Deep in suburbia groups of women huddle around coffee tables, their usual book club titles replaced by three “Fifty Shades of Grey” books from author E L James. Once furtive trips to the sex store are now replaced by confident browsing the racks of dildos and vibrators which glitter and buzz, clamouring for the attention of the newly empowered and orgasm hungry females. On trains around the country women smile as their Ben Wa Balls jiggle around and make the morning commute so much more pleasant than it used to be.
Or is that a load of media hype?
The “50 Shades” series is undoubtedly a watershed in publishing and society’s attitudes towards sex. More importantly it marks a change in people’s attitudes towards BDSM and other non-conventional relationships. The problem that everyone faces is that not all the messages it sends out are good ones and this mean that the legacy of the books will only be clearly visible in retrospect when the dust from the media stampede settles.
The BBC, bastion of “respectable” British broadcasting has interviewed the author and now trawls “women’s groups” for point and shoot news stories about the FSoG phenomenon take this discussion about the books (video available in the UK only). Is it me or do the women in the video seem a little stilted, or maybe most people don’t yet have the experience or vocabulary to comprehend and express feelings about sexual practices that until now have been the subject of tabloid sneers and smears? Alternatively of course the really incisive comments might have been lost in the edit, or maybe they were conscious their partner’s might be watching.
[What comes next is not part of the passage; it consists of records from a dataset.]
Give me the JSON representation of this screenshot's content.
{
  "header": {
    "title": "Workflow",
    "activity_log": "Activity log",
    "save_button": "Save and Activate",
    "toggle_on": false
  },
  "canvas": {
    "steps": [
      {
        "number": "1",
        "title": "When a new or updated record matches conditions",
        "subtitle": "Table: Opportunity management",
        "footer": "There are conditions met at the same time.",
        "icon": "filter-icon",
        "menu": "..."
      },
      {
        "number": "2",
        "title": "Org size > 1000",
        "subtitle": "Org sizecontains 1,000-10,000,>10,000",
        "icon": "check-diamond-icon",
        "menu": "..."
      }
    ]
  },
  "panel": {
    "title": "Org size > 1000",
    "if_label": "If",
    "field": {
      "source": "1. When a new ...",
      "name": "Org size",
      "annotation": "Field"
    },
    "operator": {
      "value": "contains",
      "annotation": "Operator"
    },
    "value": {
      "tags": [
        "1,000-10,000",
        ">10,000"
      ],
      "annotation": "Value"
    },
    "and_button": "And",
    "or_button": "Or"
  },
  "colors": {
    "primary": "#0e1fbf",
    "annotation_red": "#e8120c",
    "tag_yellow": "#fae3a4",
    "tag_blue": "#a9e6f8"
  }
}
Fifty Shades of Grey may have opened the door to more sexual openness but has it really changed attitudes towards BDSM in a positive way, transforming us from the attitudes that gave the newspapers the confidence to denounce Max Moseley as some sort of deviant for his call girl assisted R & R?
I’m not going to list the failings of Fifty Shades of Grey here, a lot of people have done that and the list is long. The problem with Fifty Shades of Grey is not its content but its context, so here is where I as a confirmed Fifty Shades of Grey critic defend the books:
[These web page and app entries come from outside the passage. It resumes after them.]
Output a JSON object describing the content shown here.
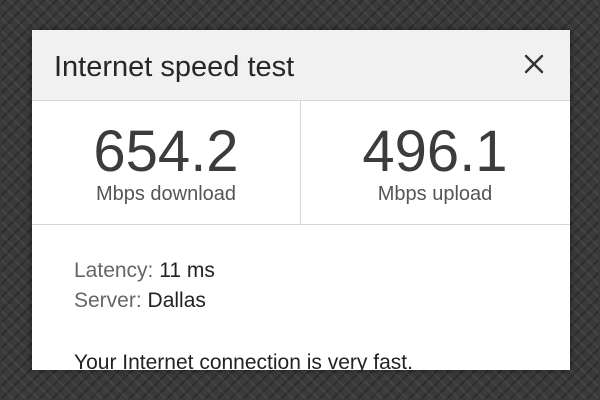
{
  "dialog": {
    "title": "Internet speed test",
    "close_icon": "close-icon"
  },
  "download": {
    "value": "654.2",
    "label": "Mbps download"
  },
  "upload": {
    "value": "496.1",
    "label": "Mbps upload"
  },
  "details": {
    "latency_label": "Latency:",
    "latency_value": "11 ms",
    "server_label": "Server:",
    "server_value": "Dallas"
  },
  "summary": "Your Internet connection is very fast."
}
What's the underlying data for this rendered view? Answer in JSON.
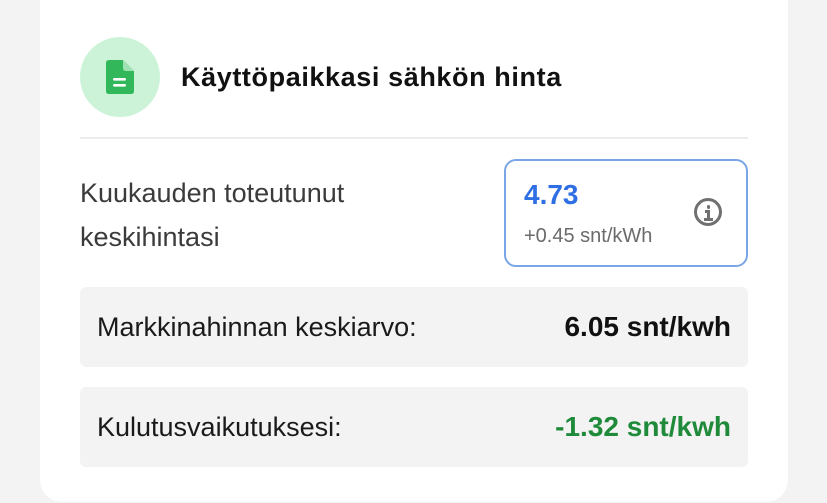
{
  "header": {
    "title": "Käyttöpaikkasi sähkön hinta",
    "icon": "document-icon"
  },
  "monthly": {
    "label": "Kuukauden toteutunut keskihintasi",
    "value": "4.73",
    "difference": "+0.45 snt/kWh",
    "info_icon": "info-icon"
  },
  "rows": [
    {
      "label": "Markkinahinnan keskiarvo:",
      "value": "6.05 snt/kwh"
    },
    {
      "label": "Kulutusvaikutuksesi:",
      "value": "-1.32 snt/kwh"
    }
  ],
  "colors": {
    "accent_blue": "#2f6fe4",
    "positive_green": "#1f8a3a",
    "icon_green": "#32b85a",
    "icon_bg": "#ccf3d7",
    "box_border": "#7aa6e6"
  }
}
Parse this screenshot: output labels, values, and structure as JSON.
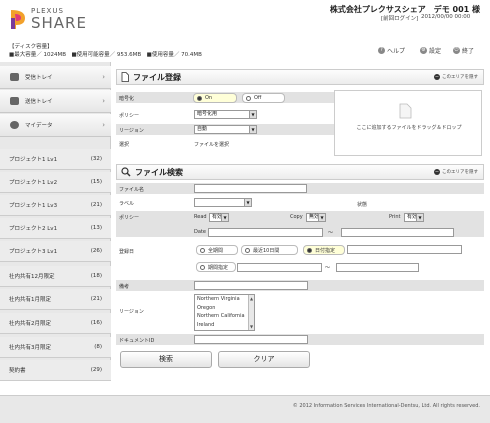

The writing is poor for a novel – but it never was a real novel. The story arc is thin, illogical and unconvincing. That’s fine for fan fiction but not for a fully formed, published book.
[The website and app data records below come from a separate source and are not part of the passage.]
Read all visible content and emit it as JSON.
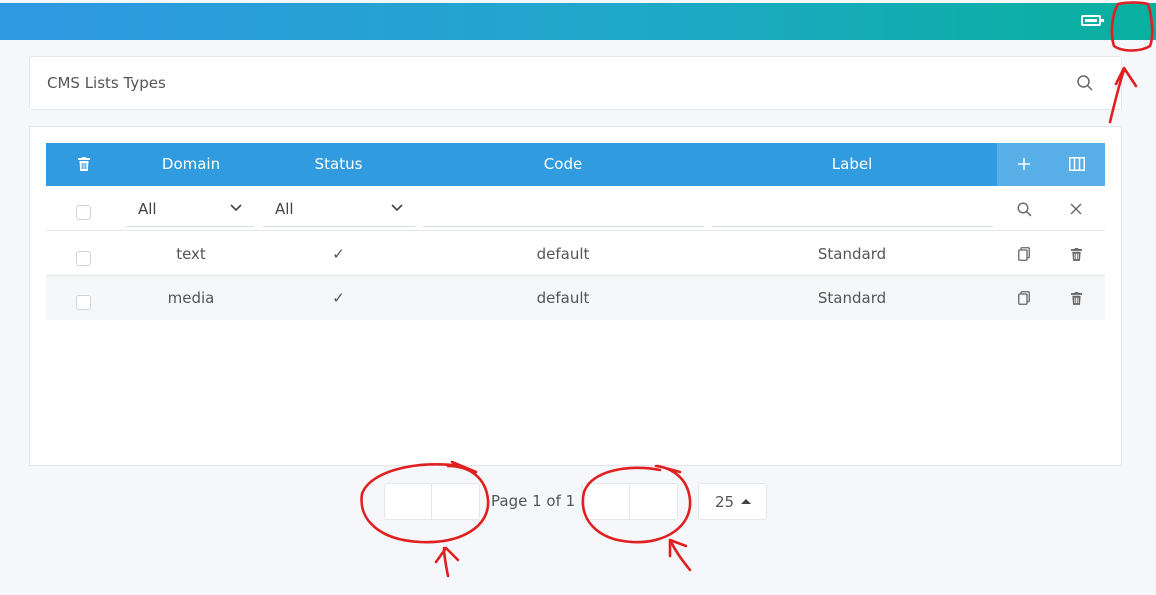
{
  "search": {
    "title": "CMS Lists Types"
  },
  "table": {
    "headers": {
      "domain": "Domain",
      "status": "Status",
      "code": "Code",
      "label": "Label"
    },
    "filters": {
      "domain": "All",
      "status": "All"
    },
    "rows": [
      {
        "domain": "text",
        "status": "✓",
        "code": "default",
        "label": "Standard"
      },
      {
        "domain": "media",
        "status": "✓",
        "code": "default",
        "label": "Standard"
      }
    ]
  },
  "pagination": {
    "text": "Page 1 of 1",
    "page_size": "25"
  },
  "colors": {
    "header": "#319be0",
    "header_actions": "#58aee6",
    "topbar_start": "#2f98e3",
    "topbar_end": "#08b09e",
    "annotation": "#e02020"
  },
  "icons": [
    "battery-icon",
    "search-icon",
    "trash-icon",
    "plus-icon",
    "columns-icon",
    "chevron-down-icon",
    "close-icon",
    "copy-icon",
    "check-icon",
    "caret-up-icon"
  ]
}
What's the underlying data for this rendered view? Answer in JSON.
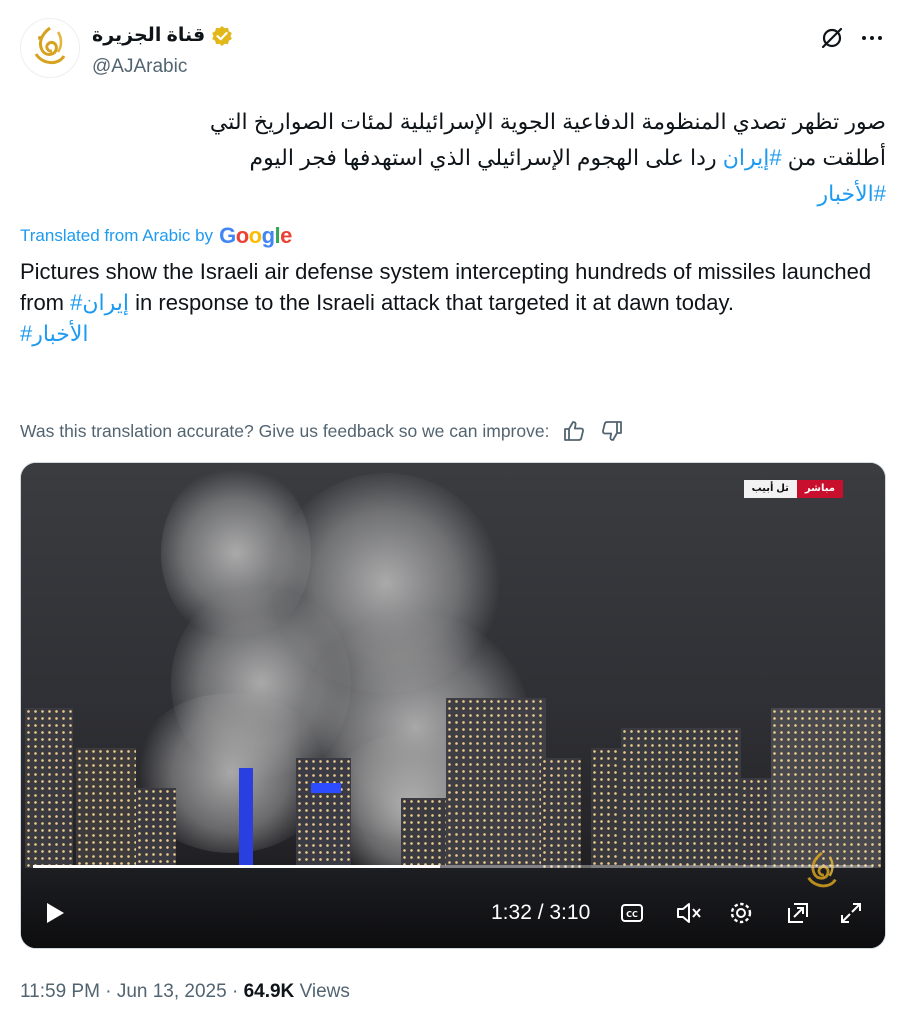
{
  "account": {
    "display_name": "قناة الجزيرة",
    "handle": "@AJArabic",
    "verified_icon": "verified-badge-icon"
  },
  "header_actions": {
    "grok_icon": "grok-icon",
    "more_icon": "more-icon"
  },
  "tweet": {
    "arabic_line1": "صور تظهر تصدي المنظومة الدفاعية الجوية الإسرائيلية لمئات الصواريخ التي",
    "arabic_line2_pre": "أطلقت من ",
    "arabic_hashtag1": "#إيران",
    "arabic_line2_post": " ردا على الهجوم الإسرائيلي الذي استهدفها فجر اليوم",
    "arabic_hashtag2": "#الأخبار"
  },
  "translation": {
    "label": "Translated from Arabic by",
    "provider": "Google",
    "text_pre": "Pictures show the Israeli air defense system intercepting hundreds of missiles launched from ",
    "hashtag1": "#إيران",
    "text_post": " in response to the Israeli attack that targeted it at dawn today.",
    "hashtag2": "#الأخبار",
    "feedback_prompt": "Was this translation accurate? Give us feedback so we can improve:"
  },
  "video": {
    "live_label": "مباشر",
    "location_label": "تل أبيب",
    "current_time": "1:32",
    "duration": "3:10",
    "time_display": "1:32 / 3:10",
    "progress": 0.484,
    "controls": {
      "play": "play-icon",
      "captions": "captions-icon",
      "mute": "volume-muted-icon",
      "settings": "settings-icon",
      "pip": "picture-in-picture-icon",
      "fullscreen": "fullscreen-icon"
    }
  },
  "meta": {
    "time": "11:59 PM",
    "date": "Jun 13, 2025",
    "views_count": "64.9K",
    "views_label": "Views"
  },
  "colors": {
    "link": "#1d9bf0",
    "secondary": "#536471",
    "verified": "#e2b719",
    "live_red": "#c8102e"
  }
}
The sex is repetitive – see above. As a series of short stories for titillation and exploring BDSM themes you don’t need to be too inventive. In a novel you have to be a little more varied and eloquent.
The sex is unrealistic – It’s fiction, not a manual on sex. Though I have to concede it does make me feel uncomfortable at how easily Anastasia will orgasm. She must have constantly wet underwear.
Fifty Shades of Grey portrays BDSM in a bad light – this one I’m not going to argue, much.
Fifty Shades of Grey portrays one aspect of BDSM, one particular BDSM relationship. To criticise it for this is like saying that any other novel is deficient because it only shows one particular type of relationship. The issue with Fifty Shades of Grey is the all pervasiveness of the coverage it’s receiving at the exclusion of all other representations of BDSM.
The movie “The Secretary” is held up by some as a light-hearted but accurate portrayal of some BDSM couples’ lives. “Venus In Furs”, Sacher-Masoch’s seminal work on dominance and submission is a far more intense and incisive study of obsession and an insight in to the mind of a submissive because it has been based on personal experience. Sadly coverage of Fifty Shades of Grey seems to ignore such works because either they are not the zeit geist or maybe they have been taboo for too long to review in a new light.
There are many people who live in happy, healthy, consenting BDSM relationships who will be utterly appalled by one aspect of the book. As I said above, because it is viewed in isolation and therefore forms a template for the views of anyone whose experience of BDSM is limited to Fifty Shades of Grey. It’s the utter cruelty (often mental rather than physical), metered out by “Grey” to his totally inexperienced and at first virginal submissive Anastasia. Setting aside the unbelievable premise that she willingly submits to almost any of his desires with only momentary hesitation this lack of relationship development in the narrative before the hard BDSM begins is made worse by the apparent motivation – Grey is damaged and is expressing his problems by his dominance of Anastasia.
Broad brush? Lazy stereotype? Well Pamela Stephenson Connolly thinks so in this article in The Guardian.
“When I [presented my study] in 2006, the jury was still out as to whether BDSM and psychopathology went hand in hand. But since then, it has been firmly established – through the work of Peggy Kleinplatz, Charles Moser and others – that BDSM, played in a safe and consensual manner, is not proof of mental or physical illness, essential badness or emotional damage from trauma or abusive parenting, and that people cannot – and should not – be treated to cure it.” Pamela Stephenson Connolly, The Guardian, 8 July 2012
Don’t let me stop you reading the book (though you may start to skim it as things get a little dull), but please don’t form your views on this complex and varied aspect of human sexuality and relationships from three volumes of hastily adapted Twilight fan fiction.